=== PROBLEM DETAILS ===
Copy every line of the entries that has the string "sous" in it.

(EXCERPTED RECORDS begins)

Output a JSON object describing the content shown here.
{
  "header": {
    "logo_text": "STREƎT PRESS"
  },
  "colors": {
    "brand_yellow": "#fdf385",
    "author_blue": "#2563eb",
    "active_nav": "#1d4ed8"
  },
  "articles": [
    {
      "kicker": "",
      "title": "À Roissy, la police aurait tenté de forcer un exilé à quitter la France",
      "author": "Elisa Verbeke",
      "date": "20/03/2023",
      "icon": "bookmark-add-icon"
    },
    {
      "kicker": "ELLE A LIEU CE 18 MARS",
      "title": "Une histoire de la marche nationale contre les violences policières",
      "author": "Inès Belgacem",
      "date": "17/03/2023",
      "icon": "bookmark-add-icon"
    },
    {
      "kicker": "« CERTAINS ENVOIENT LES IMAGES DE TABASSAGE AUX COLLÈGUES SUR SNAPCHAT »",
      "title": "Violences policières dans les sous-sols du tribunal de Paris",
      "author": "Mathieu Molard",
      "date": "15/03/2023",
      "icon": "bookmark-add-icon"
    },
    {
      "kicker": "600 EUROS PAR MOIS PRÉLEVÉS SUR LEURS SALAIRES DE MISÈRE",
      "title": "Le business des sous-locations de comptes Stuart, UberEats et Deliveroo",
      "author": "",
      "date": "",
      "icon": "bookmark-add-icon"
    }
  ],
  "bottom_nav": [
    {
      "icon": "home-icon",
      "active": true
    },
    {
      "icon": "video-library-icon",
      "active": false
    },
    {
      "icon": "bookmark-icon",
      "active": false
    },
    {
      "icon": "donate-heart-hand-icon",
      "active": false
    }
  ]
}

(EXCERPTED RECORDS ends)

=== RESULT OF THIS TASK ===
      "title": "Violences policières dans les sous-sols du tribunal de Paris",
      "title": "Le business des sous-locations de comptes Stuart, UberEats et Deliveroo",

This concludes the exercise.